Avina graduated summa cum laude and received her BA in Cell Biology and Neuroscience with minors in Psychology and Spanish at Rutgers University.

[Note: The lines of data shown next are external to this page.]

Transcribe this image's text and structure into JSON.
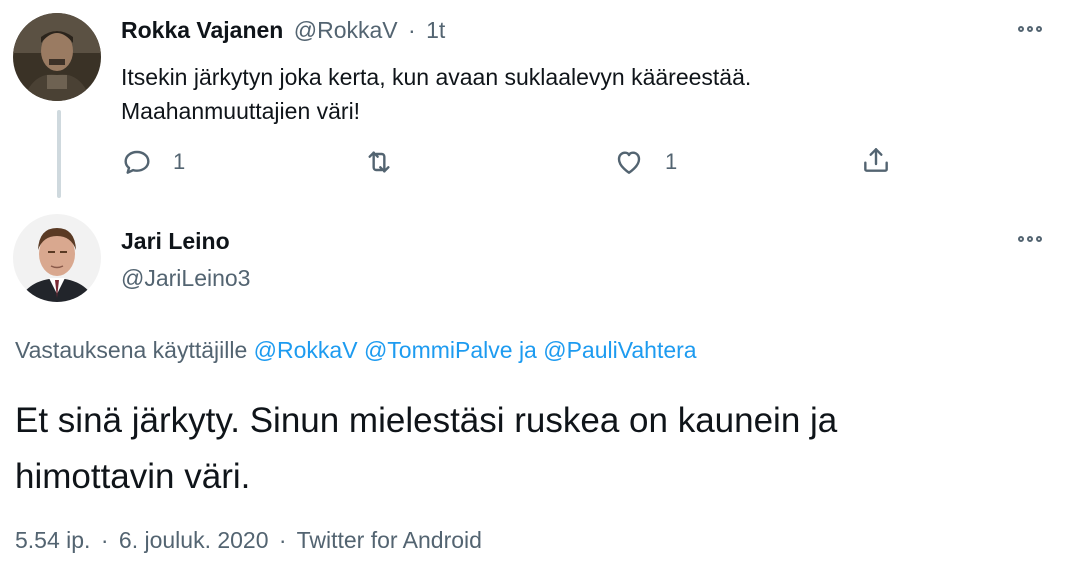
{
  "reply_tweet": {
    "name": "Rokka Vajanen",
    "handle": "@RokkaV",
    "separator": "·",
    "time": "1t",
    "text_line1": "Itsekin järkytyn joka kerta, kun avaan suklaalevyn kääreestää.",
    "text_line2": "Maahanmuuttajien väri!",
    "reply_count": "1",
    "like_count": "1",
    "icons": [
      "reply-icon",
      "retweet-icon",
      "like-icon",
      "share-icon",
      "more-icon"
    ]
  },
  "main_tweet": {
    "name": "Jari Leino",
    "handle": "@JariLeino3",
    "replying_prefix": "Vastauksena käyttäjille",
    "mention1": "@RokkaV",
    "mention2": "@TommiPalve",
    "mention_joiner": "ja",
    "mention3": "@PauliVahtera",
    "text_line1": "Et sinä järkyty. Sinun mielestäsi ruskea on kaunein ja",
    "text_line2": "himottavin väri.",
    "time": "5.54 ip.",
    "dot": "·",
    "date": "6. jouluk. 2020",
    "source": "Twitter for Android"
  },
  "colors": {
    "text": "#0f1419",
    "muted": "#536471",
    "link": "#1d9bf0",
    "thread_line": "#cfd9de"
  }
}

She's currently an MD Candidate at Harvard Medical School.


academics study skills MCAT medical school admissions SAT college admissions expository writing English strategy MD/PhD admissions writing LSAT GMAT physics GRE chemistry biology math graduate admissions academic advice law school admissions ACT interview prep language learning test anxiety career advice premed MBA admissions personal statements homework help AP exams creative writing MD test prep study schedules computer science Common Application mathematics summer activities history philosophy secondary applications organic chemistry economics supplements research grammar 1L PSAT admissions coaching law psychology statistics & probability dental admissions legal studies ESL CARS PhD admissions SSAT covid-19 logic games reading comprehension calculus engineering USMLE mentorship Spanish parents Latin biochemistry case coaching verbal reasoning AMCAS DAT English literature STEM admissions advice excel medical school political science skills French Linguistics MBA coursework Tutoring Approaches academic integrity astrophysics chinese gap year genetics letters of recommendation mechanical engineering Anki DO Social Advocacy algebra art history artificial intelligence business careers cell biology classics data science dental school diversity statement geometry kinematics linear algebra mental health presentations quantitative reasoning study abroad tech industry technical interviews time management work and activities 2L DMD IB exams ISEE MD/PhD programs Sentence Correction adjusting to college algorithms amino acids analysis essay athletics business skills cold emails finance first generation student functions graphing information sessions international students internships logic networking poetry proofs resume revising science social sciences software engineering trigonometry units writer's block 3L AAMC Academic Interest EMT FlexMed Fourier Series Greek Health Professional Shortage Area Italian JD/MBA admissions Lagrange multipliers London MD vs PhD MMI Montessori National Health Service Corps Pythagorean Theorem Python Shakespeare Step 2 TMDSAS Taylor Series Truss Analysis Zoom acids and bases active learning architecture argumentative writing art art and design schools art portfolios bacteriology bibliographies biomedicine brain teaser campus visits cantonese capacitors capital markets central limit theorem centrifugal force chemical engineering chess chromatography class participation climate change clinical experience community service constitutional law consulting cover letters curriculum dementia demonstrated interest dimensional analysis distance learning econometrics electric engineering electricity and magnetism escape velocity evolution executive function fellowships freewriting genomics harmonics health policy history of medicine history of science hybrid vehicles hydrophobic effect ideal gas law immunology induction infinite institutional actions integrated reasoning intermolecular forces intern investing investment banking lab reports letter of continued interest linear maps mandarin chinese matrices mba medical physics meiosis microeconomics mitosis mnemonics music music theory nervous system